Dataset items

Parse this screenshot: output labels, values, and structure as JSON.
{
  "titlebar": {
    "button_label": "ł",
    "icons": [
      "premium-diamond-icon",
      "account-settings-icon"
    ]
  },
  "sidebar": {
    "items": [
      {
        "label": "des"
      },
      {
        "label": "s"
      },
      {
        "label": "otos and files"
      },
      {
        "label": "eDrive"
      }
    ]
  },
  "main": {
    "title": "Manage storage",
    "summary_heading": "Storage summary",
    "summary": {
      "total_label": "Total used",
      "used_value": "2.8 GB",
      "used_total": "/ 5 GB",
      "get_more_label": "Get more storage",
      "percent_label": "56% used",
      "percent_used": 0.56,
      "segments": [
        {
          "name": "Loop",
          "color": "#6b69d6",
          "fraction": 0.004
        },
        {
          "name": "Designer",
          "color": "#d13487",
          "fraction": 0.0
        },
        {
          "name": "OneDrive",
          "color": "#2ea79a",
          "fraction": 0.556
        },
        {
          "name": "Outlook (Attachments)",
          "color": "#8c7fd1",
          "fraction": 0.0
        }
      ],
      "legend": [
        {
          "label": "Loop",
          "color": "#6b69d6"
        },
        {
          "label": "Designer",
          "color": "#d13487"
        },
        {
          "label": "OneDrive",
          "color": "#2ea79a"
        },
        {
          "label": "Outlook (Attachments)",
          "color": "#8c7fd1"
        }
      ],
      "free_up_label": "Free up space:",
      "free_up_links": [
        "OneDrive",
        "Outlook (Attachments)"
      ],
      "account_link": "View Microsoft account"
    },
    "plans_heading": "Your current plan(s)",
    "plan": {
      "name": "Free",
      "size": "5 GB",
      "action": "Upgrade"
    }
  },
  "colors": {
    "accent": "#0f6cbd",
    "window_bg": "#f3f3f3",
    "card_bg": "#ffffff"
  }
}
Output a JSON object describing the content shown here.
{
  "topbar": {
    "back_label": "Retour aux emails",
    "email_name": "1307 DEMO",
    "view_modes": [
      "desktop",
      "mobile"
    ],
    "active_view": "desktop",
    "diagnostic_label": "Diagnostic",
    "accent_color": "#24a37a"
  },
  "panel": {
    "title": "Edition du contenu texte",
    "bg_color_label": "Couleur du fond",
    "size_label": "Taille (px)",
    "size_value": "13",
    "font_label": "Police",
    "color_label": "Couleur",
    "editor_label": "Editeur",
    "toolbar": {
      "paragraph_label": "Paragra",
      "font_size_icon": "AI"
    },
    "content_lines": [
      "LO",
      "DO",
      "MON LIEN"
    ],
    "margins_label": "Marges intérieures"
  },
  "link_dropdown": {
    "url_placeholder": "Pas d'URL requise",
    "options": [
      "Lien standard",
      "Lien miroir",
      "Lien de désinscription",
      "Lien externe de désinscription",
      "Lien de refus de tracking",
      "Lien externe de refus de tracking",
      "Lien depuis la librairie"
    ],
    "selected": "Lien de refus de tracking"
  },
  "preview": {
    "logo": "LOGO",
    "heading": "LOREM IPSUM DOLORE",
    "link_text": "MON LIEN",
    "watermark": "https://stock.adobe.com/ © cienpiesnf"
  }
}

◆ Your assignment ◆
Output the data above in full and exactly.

◆ Response below ◆
Parse this screenshot: output labels, values, and structure as JSON.
{
  "titlebar": {
    "button_label": "ł",
    "icons": [
      "premium-diamond-icon",
      "account-settings-icon"
    ]
  },
  "sidebar": {
    "items": [
      {
        "label": "des"
      },
      {
        "label": "s"
      },
      {
        "label": "otos and files"
      },
      {
        "label": "eDrive"
      }
    ]
  },
  "main": {
    "title": "Manage storage",
    "summary_heading": "Storage summary",
    "summary": {
      "total_label": "Total used",
      "used_value": "2.8 GB",
      "used_total": "/ 5 GB",
      "get_more_label": "Get more storage",
      "percent_label": "56% used",
      "percent_used": 0.56,
      "segments": [
        {
          "name": "Loop",
          "color": "#6b69d6",
          "fraction": 0.004
        },
        {
          "name": "Designer",
          "color": "#d13487",
          "fraction": 0.0
        },
        {
          "name": "OneDrive",
          "color": "#2ea79a",
          "fraction": 0.556
        },
        {
          "name": "Outlook (Attachments)",
          "color": "#8c7fd1",
          "fraction": 0.0
        }
      ],
      "legend": [
        {
          "label": "Loop",
          "color": "#6b69d6"
        },
        {
          "label": "Designer",
          "color": "#d13487"
        },
        {
          "label": "OneDrive",
          "color": "#2ea79a"
        },
        {
          "label": "Outlook (Attachments)",
          "color": "#8c7fd1"
        }
      ],
      "free_up_label": "Free up space:",
      "free_up_links": [
        "OneDrive",
        "Outlook (Attachments)"
      ],
      "account_link": "View Microsoft account"
    },
    "plans_heading": "Your current plan(s)",
    "plan": {
      "name": "Free",
      "size": "5 GB",
      "action": "Upgrade"
    }
  },
  "colors": {
    "accent": "#0f6cbd",
    "window_bg": "#f3f3f3",
    "card_bg": "#ffffff"
  }
}
Output a JSON object describing the content shown here.
{
  "topbar": {
    "back_label": "Retour aux emails",
    "email_name": "1307 DEMO",
    "view_modes": [
      "desktop",
      "mobile"
    ],
    "active_view": "desktop",
    "diagnostic_label": "Diagnostic",
    "accent_color": "#24a37a"
  },
  "panel": {
    "title": "Edition du contenu texte",
    "bg_color_label": "Couleur du fond",
    "size_label": "Taille (px)",
    "size_value": "13",
    "font_label": "Police",
    "color_label": "Couleur",
    "editor_label": "Editeur",
    "toolbar": {
      "paragraph_label": "Paragra",
      "font_size_icon": "AI"
    },
    "content_lines": [
      "LO",
      "DO",
      "MON LIEN"
    ],
    "margins_label": "Marges intérieures"
  },
  "link_dropdown": {
    "url_placeholder": "Pas d'URL requise",
    "options": [
      "Lien standard",
      "Lien miroir",
      "Lien de désinscription",
      "Lien externe de désinscription",
      "Lien de refus de tracking",
      "Lien externe de refus de tracking",
      "Lien depuis la librairie"
    ],
    "selected": "Lien de refus de tracking"
  },
  "preview": {
    "logo": "LOGO",
    "heading": "LOREM IPSUM DOLORE",
    "link_text": "MON LIEN",
    "watermark": "https://stock.adobe.com/ © cienpiesnf"
  }
}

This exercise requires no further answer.